§ DATA SUPPLIED
================================

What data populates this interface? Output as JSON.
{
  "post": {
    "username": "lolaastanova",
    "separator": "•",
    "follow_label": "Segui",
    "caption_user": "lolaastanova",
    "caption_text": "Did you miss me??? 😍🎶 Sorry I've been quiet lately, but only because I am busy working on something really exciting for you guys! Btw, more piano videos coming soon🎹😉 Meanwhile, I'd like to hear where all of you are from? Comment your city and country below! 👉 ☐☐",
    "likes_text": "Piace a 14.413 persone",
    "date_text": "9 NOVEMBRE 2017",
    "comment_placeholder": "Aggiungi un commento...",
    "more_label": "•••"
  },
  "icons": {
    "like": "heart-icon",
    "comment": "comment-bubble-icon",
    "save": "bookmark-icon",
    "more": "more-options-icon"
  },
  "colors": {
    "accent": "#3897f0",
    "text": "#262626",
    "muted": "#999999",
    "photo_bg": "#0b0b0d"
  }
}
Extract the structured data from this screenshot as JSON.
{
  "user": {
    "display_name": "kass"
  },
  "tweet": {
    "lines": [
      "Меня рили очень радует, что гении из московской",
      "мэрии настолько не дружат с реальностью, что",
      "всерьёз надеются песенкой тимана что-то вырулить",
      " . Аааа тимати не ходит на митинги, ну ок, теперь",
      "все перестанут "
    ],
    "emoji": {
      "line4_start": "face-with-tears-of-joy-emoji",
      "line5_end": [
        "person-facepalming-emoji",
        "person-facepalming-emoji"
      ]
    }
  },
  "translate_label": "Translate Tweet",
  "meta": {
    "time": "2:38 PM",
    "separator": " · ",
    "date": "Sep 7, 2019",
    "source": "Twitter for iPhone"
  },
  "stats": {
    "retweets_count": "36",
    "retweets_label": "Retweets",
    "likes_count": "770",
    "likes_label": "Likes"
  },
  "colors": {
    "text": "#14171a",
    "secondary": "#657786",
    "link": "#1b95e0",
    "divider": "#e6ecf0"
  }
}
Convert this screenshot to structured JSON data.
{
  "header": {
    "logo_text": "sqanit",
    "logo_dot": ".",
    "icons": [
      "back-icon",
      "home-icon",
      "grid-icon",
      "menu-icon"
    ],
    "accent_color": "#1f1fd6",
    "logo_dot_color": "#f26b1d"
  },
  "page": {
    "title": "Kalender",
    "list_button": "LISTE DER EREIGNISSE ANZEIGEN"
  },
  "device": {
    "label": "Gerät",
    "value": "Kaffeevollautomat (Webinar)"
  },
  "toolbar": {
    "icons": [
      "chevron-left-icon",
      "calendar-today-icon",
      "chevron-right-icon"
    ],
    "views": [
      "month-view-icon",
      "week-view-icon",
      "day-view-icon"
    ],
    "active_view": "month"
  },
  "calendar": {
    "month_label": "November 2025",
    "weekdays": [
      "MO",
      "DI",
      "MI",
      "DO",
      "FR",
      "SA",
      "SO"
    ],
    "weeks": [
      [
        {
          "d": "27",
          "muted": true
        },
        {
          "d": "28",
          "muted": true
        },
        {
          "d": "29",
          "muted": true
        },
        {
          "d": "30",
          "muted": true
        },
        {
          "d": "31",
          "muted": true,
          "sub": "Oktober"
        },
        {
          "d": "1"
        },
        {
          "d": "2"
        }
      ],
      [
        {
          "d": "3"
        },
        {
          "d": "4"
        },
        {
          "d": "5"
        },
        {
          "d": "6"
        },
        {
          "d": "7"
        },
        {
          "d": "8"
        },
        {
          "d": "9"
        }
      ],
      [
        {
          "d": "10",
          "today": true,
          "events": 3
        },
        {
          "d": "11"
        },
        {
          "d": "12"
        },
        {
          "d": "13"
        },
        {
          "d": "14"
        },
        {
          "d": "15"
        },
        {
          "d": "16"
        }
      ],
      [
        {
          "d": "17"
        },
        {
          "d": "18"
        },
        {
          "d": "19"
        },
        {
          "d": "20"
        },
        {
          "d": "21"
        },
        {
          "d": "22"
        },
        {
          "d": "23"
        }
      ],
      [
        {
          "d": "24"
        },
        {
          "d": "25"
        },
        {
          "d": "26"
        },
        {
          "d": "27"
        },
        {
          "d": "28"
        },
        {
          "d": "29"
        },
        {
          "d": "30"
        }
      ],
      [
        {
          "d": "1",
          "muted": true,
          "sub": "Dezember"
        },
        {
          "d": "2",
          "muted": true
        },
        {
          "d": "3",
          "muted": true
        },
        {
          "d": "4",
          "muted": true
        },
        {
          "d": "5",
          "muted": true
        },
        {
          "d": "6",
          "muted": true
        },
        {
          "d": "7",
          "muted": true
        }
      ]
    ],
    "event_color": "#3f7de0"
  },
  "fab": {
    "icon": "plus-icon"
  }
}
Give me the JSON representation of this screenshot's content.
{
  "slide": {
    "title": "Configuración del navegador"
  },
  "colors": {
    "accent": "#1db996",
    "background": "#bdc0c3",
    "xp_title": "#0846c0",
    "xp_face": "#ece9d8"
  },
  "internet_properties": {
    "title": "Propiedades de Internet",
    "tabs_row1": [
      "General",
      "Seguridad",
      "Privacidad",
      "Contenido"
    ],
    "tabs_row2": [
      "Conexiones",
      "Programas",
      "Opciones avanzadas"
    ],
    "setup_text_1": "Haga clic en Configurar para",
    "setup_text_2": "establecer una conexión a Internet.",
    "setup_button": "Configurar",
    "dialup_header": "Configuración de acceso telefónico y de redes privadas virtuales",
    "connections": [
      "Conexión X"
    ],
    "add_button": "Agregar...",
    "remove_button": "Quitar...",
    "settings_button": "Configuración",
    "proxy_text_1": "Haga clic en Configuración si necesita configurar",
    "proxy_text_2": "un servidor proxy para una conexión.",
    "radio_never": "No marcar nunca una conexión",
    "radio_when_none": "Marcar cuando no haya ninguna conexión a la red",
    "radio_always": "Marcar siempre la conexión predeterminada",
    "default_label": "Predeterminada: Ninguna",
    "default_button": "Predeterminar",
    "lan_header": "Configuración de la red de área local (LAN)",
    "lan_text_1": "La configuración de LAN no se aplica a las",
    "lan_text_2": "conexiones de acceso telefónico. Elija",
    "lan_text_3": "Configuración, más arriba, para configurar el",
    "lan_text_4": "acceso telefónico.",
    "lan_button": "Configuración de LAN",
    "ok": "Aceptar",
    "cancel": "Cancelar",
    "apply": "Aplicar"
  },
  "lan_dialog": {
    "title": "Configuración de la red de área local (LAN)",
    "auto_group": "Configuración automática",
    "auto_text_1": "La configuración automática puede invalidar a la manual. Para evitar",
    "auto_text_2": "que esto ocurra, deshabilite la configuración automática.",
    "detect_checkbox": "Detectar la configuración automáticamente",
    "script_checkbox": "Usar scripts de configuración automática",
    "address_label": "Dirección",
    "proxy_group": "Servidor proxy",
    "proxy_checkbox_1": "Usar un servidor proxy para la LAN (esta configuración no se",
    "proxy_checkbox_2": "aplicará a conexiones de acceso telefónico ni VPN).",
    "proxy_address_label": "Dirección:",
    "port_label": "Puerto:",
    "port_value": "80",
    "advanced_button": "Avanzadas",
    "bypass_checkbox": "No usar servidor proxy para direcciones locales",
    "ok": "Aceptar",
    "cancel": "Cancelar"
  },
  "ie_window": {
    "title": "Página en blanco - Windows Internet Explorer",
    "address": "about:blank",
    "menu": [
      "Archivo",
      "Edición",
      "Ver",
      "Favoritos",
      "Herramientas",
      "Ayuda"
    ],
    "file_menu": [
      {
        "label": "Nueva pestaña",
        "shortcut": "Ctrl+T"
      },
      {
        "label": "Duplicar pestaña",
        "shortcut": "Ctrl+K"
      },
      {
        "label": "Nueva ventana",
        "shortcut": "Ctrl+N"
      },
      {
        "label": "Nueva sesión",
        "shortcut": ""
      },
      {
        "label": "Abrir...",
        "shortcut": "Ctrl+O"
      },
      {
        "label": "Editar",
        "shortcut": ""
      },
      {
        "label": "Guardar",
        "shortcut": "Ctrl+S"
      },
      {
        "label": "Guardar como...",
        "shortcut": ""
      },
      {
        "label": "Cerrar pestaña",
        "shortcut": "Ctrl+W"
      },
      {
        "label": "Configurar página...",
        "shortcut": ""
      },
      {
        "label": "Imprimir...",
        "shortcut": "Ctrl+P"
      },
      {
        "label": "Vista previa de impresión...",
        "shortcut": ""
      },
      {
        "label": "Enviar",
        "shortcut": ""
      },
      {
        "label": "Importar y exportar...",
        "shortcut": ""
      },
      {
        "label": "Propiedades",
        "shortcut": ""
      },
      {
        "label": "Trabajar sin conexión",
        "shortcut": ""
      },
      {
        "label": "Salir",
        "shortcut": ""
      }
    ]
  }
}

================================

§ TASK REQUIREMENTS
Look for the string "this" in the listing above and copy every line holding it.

§ WRITTEN REPLY
What data populates this interface? Output as JSON.
Extract the structured data from this screenshot as JSON.
Convert this screenshot to structured JSON data.
Give me the JSON representation of this screenshot's content.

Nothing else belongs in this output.